D. Christopher Rogers
Mon, 23 Oct 2006 08:45:19 PDT
Dear Diana,

I am a professional taxonomist, however I work with crustaceans not plants.
In zoology, the genus concept has become formally defined as a group of
species where hybridization is possible: i.e., a zygote can be formed
regardless of whether the parents are actually capable of mating. In my
crustaceans, genera are defined by the basic form of the male and female
genitalia; characters that are highly conserved in evolution because they
are governed mostly by sexual selection. If the animals cannot reproduce,
there are no genes to be passed on. At the species level, the crustaceans
that I study are separated based on the form of the male second antennae,
which are used to amplex the female prior to copulation. Again, these
characters are primarily formed through sexual selection. What it often
comes down to is that species are typically defined by what the animal
recognizes as a potential mate.

When I (or any taxonomist) finds what I think is a new species, I write up a
paper describing it, deposit type specimens at one or more international
museums, and submit the paper to a scientific journal. At the journal, the
paper is sent to three or more independent reviewers, (hopefully) people who
also are familiar with the taxonomic group that the new species is in. These
reviewers may have many questions or comments, or may wish to examine the
material that I deposited in the museums before reviewing my paper. After
review and edits, if the paper is good, it is published, and the new taxon
is valid.

I am often amazed at botanical taxonomy. There do not appear to be any
quantitative definitions for most taxa. So many species defined by such
small and often qualitative characters. If hybridizability were a criterion
for plant genera, then nearly all of the thousands of orchids would be in
one mega-genus! Conversely, polyploidy (extra sets of genes) often causes
plants to be unable to hybridize, so then how could two morphologically
identical plants, one a polyploid, be separate genera?

I hope this in some way is helpful,

D. Christopher Rogers
Invertebrate Ecologist/Taxonomist

EcoAnalysts, Inc.
(530) 406-1178
166 Buckeye Street
Woodland CA 95695 USA

? Invertebrate Taxonomy
? Invertebrate Ecological Studies
? Bioassessment and Study Design
? Endangered Invertebrate Species
? Zooplankton
? Periphyton/ Phytoplankton

Moscow, ID ? Bozeman, MT ? Woodland, CA ? Neosho, MO ? Selinsgrove, PA

-----Original Message-----
From: []On
Behalf Of Diane Whitehead
Sent: Sunday, October 22, 2006 10:32 AM
To: Pacific Bulb Society
Subject: [pbs] how many differences for a species?

I have heard it said that a different colour should not mean a new
species. OK, that makes sense.  However, upon reading descriptions of
several species of Hesperantha, I wonder how many differences are
required for a different species.

Here are a couple of examples of species with several differences.

Hesperantha falcata  is either white, scented, evening-flowering  or
yellow, unscented, midday flowering.

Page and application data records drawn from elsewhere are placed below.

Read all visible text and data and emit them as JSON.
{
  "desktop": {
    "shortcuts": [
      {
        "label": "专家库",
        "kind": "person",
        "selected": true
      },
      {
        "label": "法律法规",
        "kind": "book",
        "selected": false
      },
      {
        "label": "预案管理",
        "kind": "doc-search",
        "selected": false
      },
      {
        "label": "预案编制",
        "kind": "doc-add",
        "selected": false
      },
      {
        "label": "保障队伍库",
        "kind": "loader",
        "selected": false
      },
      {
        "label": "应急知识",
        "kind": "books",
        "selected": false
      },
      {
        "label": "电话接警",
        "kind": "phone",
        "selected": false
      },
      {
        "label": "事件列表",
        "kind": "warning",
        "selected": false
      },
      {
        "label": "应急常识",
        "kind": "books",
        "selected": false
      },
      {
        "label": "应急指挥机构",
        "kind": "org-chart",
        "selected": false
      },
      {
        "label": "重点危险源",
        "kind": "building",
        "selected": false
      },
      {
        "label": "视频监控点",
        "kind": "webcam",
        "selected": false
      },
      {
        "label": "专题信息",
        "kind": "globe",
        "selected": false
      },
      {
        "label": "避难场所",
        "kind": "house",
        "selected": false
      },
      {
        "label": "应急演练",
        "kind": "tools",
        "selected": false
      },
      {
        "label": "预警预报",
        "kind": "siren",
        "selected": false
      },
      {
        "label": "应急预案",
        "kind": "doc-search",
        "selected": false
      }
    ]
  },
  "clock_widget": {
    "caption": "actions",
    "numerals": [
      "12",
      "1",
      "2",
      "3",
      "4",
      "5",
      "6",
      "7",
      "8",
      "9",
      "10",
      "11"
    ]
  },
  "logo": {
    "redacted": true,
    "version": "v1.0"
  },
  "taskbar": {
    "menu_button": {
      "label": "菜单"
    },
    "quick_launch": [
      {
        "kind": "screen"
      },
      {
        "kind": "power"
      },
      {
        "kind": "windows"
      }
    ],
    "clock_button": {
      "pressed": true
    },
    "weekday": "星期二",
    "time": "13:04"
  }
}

Hesperantha pilosa  is either white, scented, evening-flowering or
blue to purple, unscented, day-flowering.

Has anyone grown both kinds of either of these, and would you have
thought they were the same species if the labels didn't say so?

                        Diane Whitehead

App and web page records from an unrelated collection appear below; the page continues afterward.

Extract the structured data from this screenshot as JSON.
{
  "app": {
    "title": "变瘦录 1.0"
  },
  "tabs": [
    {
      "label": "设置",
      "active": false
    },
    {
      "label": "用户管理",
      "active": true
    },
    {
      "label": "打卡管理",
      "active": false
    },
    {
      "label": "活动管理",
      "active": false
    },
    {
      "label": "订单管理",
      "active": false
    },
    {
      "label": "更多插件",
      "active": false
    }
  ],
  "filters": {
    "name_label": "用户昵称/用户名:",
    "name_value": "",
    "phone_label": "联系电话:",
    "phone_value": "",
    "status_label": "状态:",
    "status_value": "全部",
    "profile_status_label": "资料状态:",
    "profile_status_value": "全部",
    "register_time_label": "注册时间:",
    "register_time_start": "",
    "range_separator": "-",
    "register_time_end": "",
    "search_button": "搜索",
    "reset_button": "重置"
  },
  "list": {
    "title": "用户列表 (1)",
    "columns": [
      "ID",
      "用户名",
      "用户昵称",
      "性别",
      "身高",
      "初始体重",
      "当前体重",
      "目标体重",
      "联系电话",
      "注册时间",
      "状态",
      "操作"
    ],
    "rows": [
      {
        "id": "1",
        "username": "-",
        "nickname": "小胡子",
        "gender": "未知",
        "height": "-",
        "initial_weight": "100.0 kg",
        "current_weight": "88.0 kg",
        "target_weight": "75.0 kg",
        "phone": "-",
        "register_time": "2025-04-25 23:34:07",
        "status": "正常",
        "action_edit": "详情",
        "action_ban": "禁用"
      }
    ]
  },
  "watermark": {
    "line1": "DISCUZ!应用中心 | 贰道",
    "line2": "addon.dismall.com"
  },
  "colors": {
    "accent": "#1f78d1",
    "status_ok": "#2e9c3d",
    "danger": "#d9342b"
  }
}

pbs mailing list

More information about the pbs mailing list